Sweden may have an answer
Female fertility rates in Western Europe are so low that many nations could experience declining populations in the next century--a development that would exacerbate the heavy economic burden posed by a rising share of elderly citizens. In an article in Population and Development Review, demographer Jean-Claude Chesnais looks at one country where this problem appears most severe and then examines another that seems to have developed ways to deal with it.
In Italy, notes Chesnais, the fertility rate has fallen precipitously from 2.4 children per woman in the early 1970s to 1.2 today. In Sweden, by contrast, the rate in recent years has averaged about 2 children per woman--the highest in Western Europe and just below the replacement level of 2.1 children.
The irony, Chesnais notes, is that Italy is still in many respects a traditional, family-oriented country. Only 1 out of every 13 Italian children is born out of wedlock, whereas the rate is 1 out of every 2 in Sweden.

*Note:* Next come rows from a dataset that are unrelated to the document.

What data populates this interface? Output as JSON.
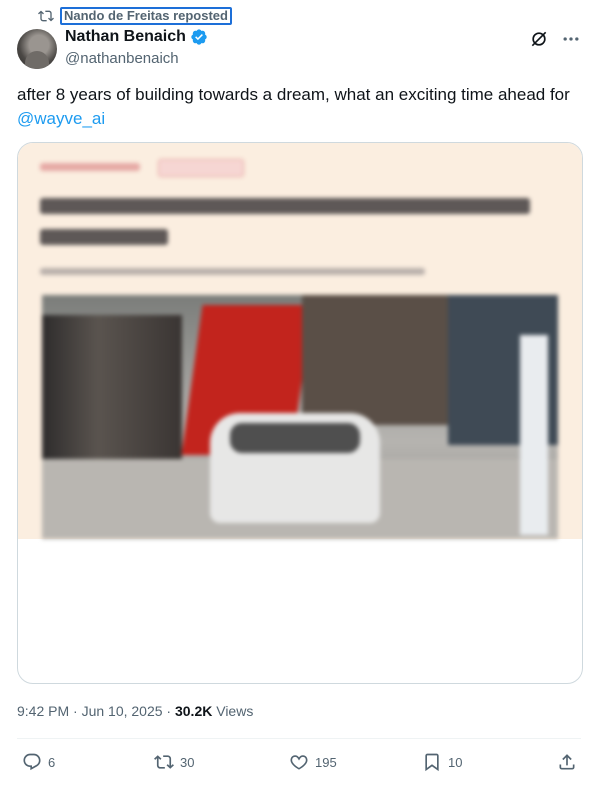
{
  "repost": {
    "text": "Nando de Freitas reposted"
  },
  "author": {
    "name": "Nathan Benaich",
    "handle": "@nathanbenaich"
  },
  "tweet": {
    "text": "after 8 years of building towards a dream, what an exciting time ahead for ",
    "mention": "@wayve_ai"
  },
  "meta": {
    "time": "9:42 PM · Jun 10, 2025 · ",
    "views": "30.2K",
    "views_label": " Views"
  },
  "actions": {
    "replies": "6",
    "reposts": "30",
    "likes": "195",
    "bookmarks": "10"
  },
  "icons": [
    "repost-icon",
    "verified-badge-icon",
    "grok-icon",
    "more-icon",
    "reply-icon",
    "like-icon",
    "bookmark-icon",
    "share-icon"
  ],
  "colors": {
    "accent": "#1d9bf0",
    "secondary_text": "#536471",
    "card_bg": "#fbeee0"
  }
}
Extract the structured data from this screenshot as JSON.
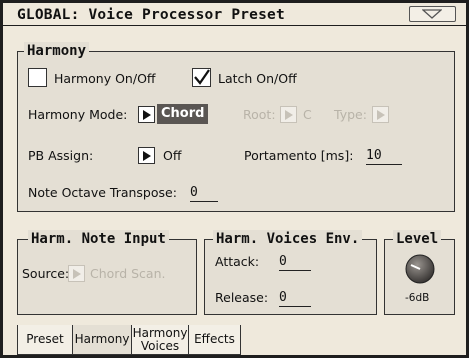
{
  "window": {
    "title": "GLOBAL: Voice Processor Preset",
    "menu_icon": "triangle-down-icon"
  },
  "harmony_panel": {
    "header": "Harmony",
    "harmony_onoff": {
      "label": "Harmony On/Off",
      "checked": false
    },
    "latch_onoff": {
      "label": "Latch On/Off",
      "checked": true
    },
    "harmony_mode": {
      "label": "Harmony Mode:",
      "value": "Chord"
    },
    "root": {
      "label": "Root:",
      "value": "C"
    },
    "type": {
      "label": "Type:"
    },
    "pb_assign": {
      "label": "PB Assign:",
      "value": "Off"
    },
    "portamento": {
      "label": "Portamento [ms]:",
      "value": "10"
    },
    "note_octave_transpose": {
      "label": "Note Octave Transpose:",
      "value": "0"
    }
  },
  "note_input_panel": {
    "header": "Harm. Note Input",
    "source": {
      "label": "Source:",
      "value": "Chord Scan."
    }
  },
  "voices_env_panel": {
    "header": "Harm. Voices Env.",
    "attack": {
      "label": "Attack:",
      "value": "0"
    },
    "release": {
      "label": "Release:",
      "value": "0"
    }
  },
  "level_panel": {
    "header": "Level",
    "value": "-6dB"
  },
  "tabs": [
    {
      "label": "Preset",
      "active": false
    },
    {
      "label": "Harmony",
      "active": true
    },
    {
      "label_line1": "Harmony",
      "label_line2": "Voices",
      "active": false
    },
    {
      "label": "Effects",
      "active": false
    }
  ],
  "colors": {
    "background": "#efe9dc",
    "panel": "#e4dfd4",
    "selected": "#5a5653",
    "disabled_text": "#b8b3a8"
  }
}
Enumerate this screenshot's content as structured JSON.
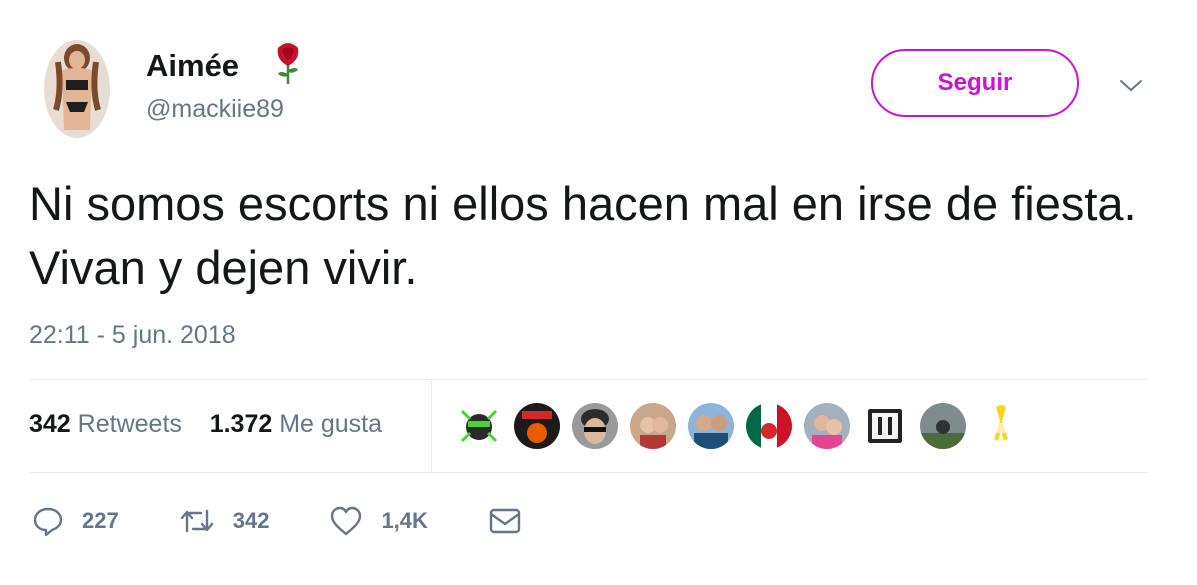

Why, then, has fertility plummeted in Italy? Chesnais singles out two factors: changing social roles for women and reduced benefits for children. As the result of major educational and vocational strides in recent decades, young Italian women want to be more than just wives and mothers--a trend that men seem to be resisting. Meanwhile, the share of child benefits in the government's social budget has shrunk from 13.3% in 1970 to just 3.9% in 1992.
By contrast, the status of women in Swedish economic and political life is well-established. Some 85% of working-age women hold jobs, and 40% of the members of Sweden's Parliament are women. At the same time, social benefits such as child-care services, paid parental leave for both parents, and child allowances are extensive. With strict rules against deadbeat dads, child poverty is low even in single-parent families.
Sweden's example, says Chesnais, suggests that raising the status of women--and thus their influence on public policy--may be a precondition for returning fertility to replacement levels in advanced industrial nations.BY GENE KORETZReturn to top